Resolving interstate water disputes a complex task
Interstate (River) Water Disputes (ISWDs) are a continuing challenge to the nation
Interstate (River) Water Disputes (ISWDs) are a continuing challenge to the nation. These disputes have a long history and the rulers of the regions or those who governed the areas pre and post independence contributed their mite to the contentious issues by pursuing their narrow interests. The disputes are constitutional, historico-geographical, and because of institutional ambiguities too. Nowadays, politics is adding to the controversies with politicians playing up 'people's demands' to suit their vote banks prolonging the conflicts further. The disputes between the two Telugu States fall into the pattern.
There is no reason why these could not be amicably resolved. AP's efforts to alleviate Rayalaseema water woes have again started fanning the political flames in the two States. It is clear that apart from the constitutional complexities, contentious political federalism and identity-based electoral political dynamics are fueling the ISWDs.
We have 25 major river basins in the country, with most rivers flowing across states. As river basins are shared resources, a coordinated approach between the states, with adequate involvement of the Centre, is necessary for the preservation, equitable distribution and sustainable utilisation of river water. Researchers have always suggested that given India's federal political structure, inter-state disputes require the involvement of the Union government for a federal solution at two levels: between the states involved, and between the Centre and the states.
However, interstate rivers in India have become sites of contestations, fuelled by conflicting perceptions of property rights, flawed economic instruments for food security, the lack of an integrated ecosystems approach, and the prevalence of reductionist hydrology for water resource development. Such conflicts over the possession and control of river water have persisted since the inception of the Indian Republic, with prolonged delays in resolution due to historical, institutional and political factors.
In recent years, increasing water scarcity, a rapid rise in urban and rural demands for freshwater, and contentious political dynamics have further exacerbated the problem. Where does Constitutional failure come in? The traditional justification for keeping interstate rivers under the Centre's purview is that since these rivers are not confined by any boundaries (political or administrative), no State can claim an exclusive right to utilise their waters by depriving another State located downstream.
Interestingly, however, while the Union List mentions "interstate water," the State List simply uses the term "water" to signify what is essentially "surface water" confined within the boundaries of the State. This has allowed States to legislate on the entire extent of surface water available within its borders, regardless of whether the source of the river or its tributary is located outside its boundary or the river is draining into another State.
In this regard, a State only exercises its right to use water for various purposes as long as the Union government deems fit.

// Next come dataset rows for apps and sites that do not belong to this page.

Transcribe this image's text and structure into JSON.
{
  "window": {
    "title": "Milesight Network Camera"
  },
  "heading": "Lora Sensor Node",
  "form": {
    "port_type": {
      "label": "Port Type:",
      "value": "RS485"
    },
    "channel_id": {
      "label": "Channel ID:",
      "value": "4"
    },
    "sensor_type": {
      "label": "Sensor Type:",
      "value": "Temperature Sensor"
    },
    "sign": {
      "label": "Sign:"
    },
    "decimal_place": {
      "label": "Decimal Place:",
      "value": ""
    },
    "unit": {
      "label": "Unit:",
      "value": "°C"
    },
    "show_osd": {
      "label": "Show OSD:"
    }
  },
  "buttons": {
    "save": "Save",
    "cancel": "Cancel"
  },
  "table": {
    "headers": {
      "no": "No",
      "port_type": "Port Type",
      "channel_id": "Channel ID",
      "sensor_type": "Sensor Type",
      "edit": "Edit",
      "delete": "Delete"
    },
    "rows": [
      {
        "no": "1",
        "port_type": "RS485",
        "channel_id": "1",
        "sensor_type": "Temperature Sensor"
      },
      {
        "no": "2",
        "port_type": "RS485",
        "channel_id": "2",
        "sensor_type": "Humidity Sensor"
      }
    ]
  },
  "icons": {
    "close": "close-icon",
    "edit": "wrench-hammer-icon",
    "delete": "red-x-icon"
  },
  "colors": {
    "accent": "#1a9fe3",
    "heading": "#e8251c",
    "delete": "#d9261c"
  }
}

The moment the Centre steps in the dispute only gets prolonged. Why don't the governments understand this simple matter? There is an urgent need to manage the multiple political challenges with institutional trust for facilitating a public discourse focused on dispute resolution and consensus-building. Will the governments do it at least now?